“My gut feeling is, to make it easier on him, we’ll start with the wing position and getting that down and feeling as the season goes,” Atkinson said when asked how he’ll use LeVert. “if he could move down a position and play some 1 (point guard) down the line, I think that could be a possible evolution of his game, but right now he’s got to get the wing position down first.”

That part shouldn’t come as a surprise because the Nets have demonstrated that they’ll proceed with caution all season long. Given their situation, that appears to be the wise move.

“Caris has just kind of started practicing with us. I know him from the draft, I know what he did at Michigan, we’re trying to get a feel of where he fits with the team,” Atkinson said after Monday’s practice. “He’s available and he just needs more practice time, we had a really good practice today, played some 5-on-5 so I think that’s going to help him and incrementally building up his minutes as the season goes. Again, he’s a little behind the other guys, he’s got to build up.”

LeVert, at 6’7” and 200 pounds, proved himself an ideal swingman as a Wolverine, playing all three positions, including the point when needed. He described himself just before the draft as a “point/shooting guard” and in the game where he last broke his foot, he had 10 assists to go along with 22 points and five rebounds.
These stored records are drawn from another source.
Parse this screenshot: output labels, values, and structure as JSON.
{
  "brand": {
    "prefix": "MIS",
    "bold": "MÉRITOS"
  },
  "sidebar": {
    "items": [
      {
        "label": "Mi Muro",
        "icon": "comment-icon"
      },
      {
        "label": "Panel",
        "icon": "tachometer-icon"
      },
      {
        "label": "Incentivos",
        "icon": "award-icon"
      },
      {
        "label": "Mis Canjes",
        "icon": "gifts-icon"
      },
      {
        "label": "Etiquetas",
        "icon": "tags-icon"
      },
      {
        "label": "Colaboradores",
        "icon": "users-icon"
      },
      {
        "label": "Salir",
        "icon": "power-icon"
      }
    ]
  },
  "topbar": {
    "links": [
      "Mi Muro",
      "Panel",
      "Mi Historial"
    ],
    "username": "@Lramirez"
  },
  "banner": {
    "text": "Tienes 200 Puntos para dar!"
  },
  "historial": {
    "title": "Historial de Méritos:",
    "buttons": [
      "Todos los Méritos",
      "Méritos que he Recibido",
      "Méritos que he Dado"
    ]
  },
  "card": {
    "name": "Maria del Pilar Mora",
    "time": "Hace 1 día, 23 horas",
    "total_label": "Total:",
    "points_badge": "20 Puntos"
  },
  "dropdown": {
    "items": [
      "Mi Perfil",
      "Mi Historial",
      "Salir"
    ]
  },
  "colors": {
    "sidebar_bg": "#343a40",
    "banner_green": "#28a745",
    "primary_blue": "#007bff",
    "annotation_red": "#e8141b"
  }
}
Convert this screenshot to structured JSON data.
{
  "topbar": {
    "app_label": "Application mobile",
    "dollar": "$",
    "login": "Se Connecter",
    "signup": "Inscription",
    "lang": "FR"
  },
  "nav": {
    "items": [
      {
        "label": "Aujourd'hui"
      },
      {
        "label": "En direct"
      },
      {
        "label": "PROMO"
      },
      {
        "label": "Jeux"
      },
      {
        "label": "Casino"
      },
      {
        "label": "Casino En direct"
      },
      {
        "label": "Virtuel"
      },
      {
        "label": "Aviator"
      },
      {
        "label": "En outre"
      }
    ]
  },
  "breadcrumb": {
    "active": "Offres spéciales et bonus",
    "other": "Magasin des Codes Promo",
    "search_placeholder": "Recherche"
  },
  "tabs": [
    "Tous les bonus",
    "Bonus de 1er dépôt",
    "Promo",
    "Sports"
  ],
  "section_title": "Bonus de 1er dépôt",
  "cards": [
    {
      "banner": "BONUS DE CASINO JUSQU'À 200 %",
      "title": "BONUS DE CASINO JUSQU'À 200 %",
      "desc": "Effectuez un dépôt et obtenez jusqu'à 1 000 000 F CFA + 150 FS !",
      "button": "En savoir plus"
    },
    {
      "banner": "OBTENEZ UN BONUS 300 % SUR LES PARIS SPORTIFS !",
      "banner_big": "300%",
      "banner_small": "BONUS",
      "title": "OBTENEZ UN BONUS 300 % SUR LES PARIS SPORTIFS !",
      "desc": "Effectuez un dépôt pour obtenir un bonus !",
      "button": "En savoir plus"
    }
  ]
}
Two weeks ago, LeVert practiced fully for the first time all-season, which signified a an eventual debut was on the horizon.

The Michigan-alum was cleared to make his much anticipated (no exaggeration) debut Monday night but LeVert remained on the sideline (coach’s decision) in what was a narrow five-point loss to the Washington Wizards. So, he has yet to play in an NBA game.

The Nets 2016 first round selection, who came to Brooklyn at the cost of dealing Thaddeus Young will likely see the court any game now.

As for when specifically, that has yet to be determined. The former All Big-Ten honoree can bring a special kind of versatility to a Brooklyn roster that, quite honestly, needs it.

And based on the Nets track record with rookies,

Not long removed from having three surgeries in a three-year span, the Nets have every right to maintain their calculated and patient approach with LeVert, but given their track record, once he plays, he’ll play.

“We play Isaiah (Whitehead) and we’re not afraid to play young guys,” Atkinson said of the Nets willingness to give their young players big minutes. “They’ll make mistakes and they’ll learn from those mistakes.

“In the long run, they’re a big part of our program. If they merit the minutes, they’re going to get minutes, and we’re not going to pull them out just because they make a mistake or two. There’s also a fine line, there comes a point where you’re like ‘hey, come sit next to me, let’s talk about this,’ but that’s kind of our mentality. With our kind of program, I think that’s the smart way to look at it.”

Meanwhile, the team’s third rookie, Yogi Ferrell, is currently dealing with a right ankle sprain. Ferrell, who’s averaging 5.4 points and 1.7 assists through 10 games in a reserve role, could miss a game or two. He’s questionable vs. the Nuggets on Wednesday.